This past month at FarmLogs, we implemented a versioning scheme for our internal API. API versioning is often a difficult transition to make, especially if you’re using a third party API and dealing with deprecations (Facebook, I’m looking at you!). It’s often a chore to figure out exactly what has changed between API versions unless you have very good documentation.
Coincidentally, Runscope also has a service called API Changelog that can send you notifications when a third party API changes. Luckily for me, any changes to our internal API were subject to review by our team of engineers, so if I had any questions or concerns, I could bring them up in person. Even so, when dealing with a changing API, the truth is in the response, not necessarily the documentation (or Hipchat or Hackpad). For a while, I was updating the iOS client to the new version by copying and pasting the two responses into a text editor and looking at the differences. About halfway through I remembered that this functionality is built into Runscope, so I started using that. I’ll show you how to compare diffs of two responses so you don’t have to waste half of your time like me!
To follow along with this blog post, you’ll need just two things:
Some versioned API data
I’m not going to post the inner workings of the FarmLogs API (though it’s pretty easy to reverse engineer, like many other APIs) since that’s probably confidential knowledge or something. Instead, I’ll use the Foursquare API, which is one of my favorites to work with and (in my opinion) has some of the best documentation around. Browsing around their developer page, I found this interesting summary of API changes over the years.
There was a pretty huge change on 6/9/12 that included many breaking changes. Sounds like fun! I actually remember getting caught in this change and having to update my iOS auto-check in app to fit the new API. Let’s pick an endpoint and see what the data used to look like.

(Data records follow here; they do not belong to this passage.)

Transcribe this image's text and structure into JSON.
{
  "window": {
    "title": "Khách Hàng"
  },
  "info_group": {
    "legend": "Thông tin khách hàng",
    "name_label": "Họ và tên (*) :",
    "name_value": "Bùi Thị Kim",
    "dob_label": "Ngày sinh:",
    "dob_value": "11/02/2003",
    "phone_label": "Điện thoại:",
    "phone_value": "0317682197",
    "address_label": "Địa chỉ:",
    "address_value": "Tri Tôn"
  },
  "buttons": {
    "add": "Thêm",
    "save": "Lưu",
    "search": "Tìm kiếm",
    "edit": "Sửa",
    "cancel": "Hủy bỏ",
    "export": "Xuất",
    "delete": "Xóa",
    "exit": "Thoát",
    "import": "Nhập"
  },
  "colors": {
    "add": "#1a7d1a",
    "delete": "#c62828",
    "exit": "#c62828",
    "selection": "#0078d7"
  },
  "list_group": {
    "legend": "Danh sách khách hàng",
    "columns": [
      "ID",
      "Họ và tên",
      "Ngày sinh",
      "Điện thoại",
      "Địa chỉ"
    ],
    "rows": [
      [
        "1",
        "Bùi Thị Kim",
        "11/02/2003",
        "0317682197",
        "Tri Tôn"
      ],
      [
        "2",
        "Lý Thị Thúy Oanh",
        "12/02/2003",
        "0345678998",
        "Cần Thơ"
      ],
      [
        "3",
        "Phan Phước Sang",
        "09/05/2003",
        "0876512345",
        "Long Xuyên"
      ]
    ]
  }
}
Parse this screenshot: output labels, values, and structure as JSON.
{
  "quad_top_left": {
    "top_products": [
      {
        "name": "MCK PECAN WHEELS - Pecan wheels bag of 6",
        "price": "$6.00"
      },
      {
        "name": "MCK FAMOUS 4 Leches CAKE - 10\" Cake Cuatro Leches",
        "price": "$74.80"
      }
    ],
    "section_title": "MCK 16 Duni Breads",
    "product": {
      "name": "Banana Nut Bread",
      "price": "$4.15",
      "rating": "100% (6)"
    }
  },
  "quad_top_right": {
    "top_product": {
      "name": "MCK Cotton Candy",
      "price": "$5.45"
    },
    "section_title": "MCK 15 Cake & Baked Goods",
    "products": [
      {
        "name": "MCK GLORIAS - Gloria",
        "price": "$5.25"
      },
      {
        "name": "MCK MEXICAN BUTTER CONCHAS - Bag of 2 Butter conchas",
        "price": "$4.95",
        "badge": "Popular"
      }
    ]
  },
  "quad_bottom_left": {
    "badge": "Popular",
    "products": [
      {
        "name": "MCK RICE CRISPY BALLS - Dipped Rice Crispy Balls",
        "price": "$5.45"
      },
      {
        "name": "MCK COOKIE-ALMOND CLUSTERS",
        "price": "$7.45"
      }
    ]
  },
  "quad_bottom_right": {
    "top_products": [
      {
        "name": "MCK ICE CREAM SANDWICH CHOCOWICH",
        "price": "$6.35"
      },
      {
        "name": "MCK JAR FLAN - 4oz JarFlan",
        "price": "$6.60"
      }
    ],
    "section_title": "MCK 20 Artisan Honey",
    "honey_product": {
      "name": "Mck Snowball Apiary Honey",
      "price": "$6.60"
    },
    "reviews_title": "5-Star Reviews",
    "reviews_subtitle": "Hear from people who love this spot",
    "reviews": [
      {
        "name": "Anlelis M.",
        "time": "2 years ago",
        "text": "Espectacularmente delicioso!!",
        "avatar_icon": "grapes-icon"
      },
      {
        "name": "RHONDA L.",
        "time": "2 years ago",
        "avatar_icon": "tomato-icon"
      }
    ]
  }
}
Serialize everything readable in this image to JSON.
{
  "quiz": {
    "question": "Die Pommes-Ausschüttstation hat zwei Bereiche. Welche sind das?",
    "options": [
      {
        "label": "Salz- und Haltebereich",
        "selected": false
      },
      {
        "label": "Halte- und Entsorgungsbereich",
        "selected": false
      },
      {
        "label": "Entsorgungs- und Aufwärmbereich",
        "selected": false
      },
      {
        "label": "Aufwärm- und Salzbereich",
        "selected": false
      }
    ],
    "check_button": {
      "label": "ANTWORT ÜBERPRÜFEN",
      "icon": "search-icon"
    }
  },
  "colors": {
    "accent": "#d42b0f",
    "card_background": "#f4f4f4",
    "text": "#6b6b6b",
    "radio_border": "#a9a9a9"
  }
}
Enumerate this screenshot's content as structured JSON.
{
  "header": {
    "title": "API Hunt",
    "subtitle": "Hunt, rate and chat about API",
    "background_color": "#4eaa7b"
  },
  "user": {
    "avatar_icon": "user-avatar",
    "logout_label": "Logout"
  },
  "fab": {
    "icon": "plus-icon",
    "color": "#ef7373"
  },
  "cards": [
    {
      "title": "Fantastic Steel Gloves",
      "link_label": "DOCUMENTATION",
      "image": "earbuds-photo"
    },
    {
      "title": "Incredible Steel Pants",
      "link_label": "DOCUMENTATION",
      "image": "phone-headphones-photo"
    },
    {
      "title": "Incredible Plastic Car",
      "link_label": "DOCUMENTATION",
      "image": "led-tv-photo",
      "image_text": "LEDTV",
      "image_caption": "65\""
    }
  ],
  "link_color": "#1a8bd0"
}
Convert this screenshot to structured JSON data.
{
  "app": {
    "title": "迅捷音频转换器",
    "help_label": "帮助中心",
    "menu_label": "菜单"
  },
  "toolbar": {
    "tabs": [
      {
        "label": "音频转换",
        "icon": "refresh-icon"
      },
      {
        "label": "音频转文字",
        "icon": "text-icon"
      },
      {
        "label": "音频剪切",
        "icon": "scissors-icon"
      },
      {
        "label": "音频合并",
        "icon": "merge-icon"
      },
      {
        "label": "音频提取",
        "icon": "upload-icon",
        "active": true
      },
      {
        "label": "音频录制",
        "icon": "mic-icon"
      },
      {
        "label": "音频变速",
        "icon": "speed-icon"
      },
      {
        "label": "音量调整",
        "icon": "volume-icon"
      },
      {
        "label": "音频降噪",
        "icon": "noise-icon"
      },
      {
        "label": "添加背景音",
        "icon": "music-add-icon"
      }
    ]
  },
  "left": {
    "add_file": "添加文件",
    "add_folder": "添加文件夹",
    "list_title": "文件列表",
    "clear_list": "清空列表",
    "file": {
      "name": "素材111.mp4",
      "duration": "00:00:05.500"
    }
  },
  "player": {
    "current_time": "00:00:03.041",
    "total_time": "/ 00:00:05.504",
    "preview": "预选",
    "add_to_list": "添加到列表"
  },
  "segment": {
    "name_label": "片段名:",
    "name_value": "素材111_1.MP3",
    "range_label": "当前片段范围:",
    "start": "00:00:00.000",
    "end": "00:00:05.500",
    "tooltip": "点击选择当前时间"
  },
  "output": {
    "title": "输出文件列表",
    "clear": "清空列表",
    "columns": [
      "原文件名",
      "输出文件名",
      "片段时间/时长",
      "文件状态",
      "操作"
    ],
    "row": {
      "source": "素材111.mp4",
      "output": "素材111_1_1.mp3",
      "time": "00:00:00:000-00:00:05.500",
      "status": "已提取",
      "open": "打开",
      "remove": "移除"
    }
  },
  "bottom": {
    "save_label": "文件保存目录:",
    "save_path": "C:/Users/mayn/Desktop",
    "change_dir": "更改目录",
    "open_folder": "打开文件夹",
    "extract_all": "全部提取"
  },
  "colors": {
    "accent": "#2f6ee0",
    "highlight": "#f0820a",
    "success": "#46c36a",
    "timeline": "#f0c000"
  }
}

We’ll be able to compare it to the modern version of the API.
For our example, we’ll hit the /venues/explore/ endpoint. This endpoint takes a lat/long value and returns a list of suggested venues to try. If you are authenticated, it can give you personalized info about why those venues were suggested (like if your friends went there and liked it). If you go to this page, you can get a url for that endpoint along with an oauth token added for you automatically.
Hitting the endpoint in Runscope
Next we’ll copy and paste the Foursquare API url into Runscope. You can create this request in a default bucket or make a new one specifically for this test. Just hit the “New Request” button and paste the url in. Hit the “Launch Request” button to have Runscope make the API request on your behalf and save all of the data for you to compare later. If all goes well, you should see the response appear below the “Launch Request” button. Next, we’ll edit the request so that the format matches the API before the big change on 6/9/12. Foursquare uses a pretty awesome convention for API versioning that uses dates for versions. To edit the response, simply hit the pencil icon on the upper right part of the response. You’ll be taken to the response editor. From there, change the “v” parameter to 20120608 (my 29th birthday!). Hit “Launch Request” again and Runscope will fetch the response from Foursquare for a client that’s using a really old version of the API. After a short wait you should see another response appear. You can either hit the “Compare to Original” button or go to the “All Traffic” section to pick two requests to compare.
Comparing two versions of the same request
Finally we’re at the meat and potatoes of this post! Let’s explore the difference that two years can make to an API endpoint. (For all of these screenshots, the older version is on the left) The first thing to notice is that Foursquare is really polite about their deprecation warnings. I wonder how standard their meta dictionary with an error message is. I suppose it works well if you have humans reading your API (as we are now) but I’m going to assume most clients do not care about the meta error being shown in this deprecated API call. I wonder if there’s an HTTP status code for “OK now but will be deprecated soon.” Another thing to notice is that there is a new “reasons” dictionary for each venue suggestion that lists friends that have gone to that venue. It looks like this dictionary didn’t exist before the 6/9/12 API update but probably exists in the older version of the API for compatibility reasons. The tips section also seems to have gotten less info about the user giving the tip. I’m not sure if this is for privacy reasons or something else. Another thing I noticed was that the older version included a tip that I created myself while the newer version removed it (probably because the authenticated user isn’t interested in their own tips when exploring). Finally there’s the terrible implementation of icon images for categories that Foursquare provides. The old format had a prefix, file format and an array of possible sizes for the icon. You’d have to piece the three together like the silver monkey statue to get an icon for your app. The newer version did away with the list of sizes (now you just need to choose a size from 32, 44, 64, and 88).
As you can see, Runscope makes it really easy to compare the differences between API versions. Hopefully all of your API version migrations will be smooth and come with months of warning, but in case they don’t, Runscope can be a pretty handy tool to get a handle on what’s changed. If you have any questions or comments on this or other tools to ease the pain of API version migration, please let me know by posting a comment!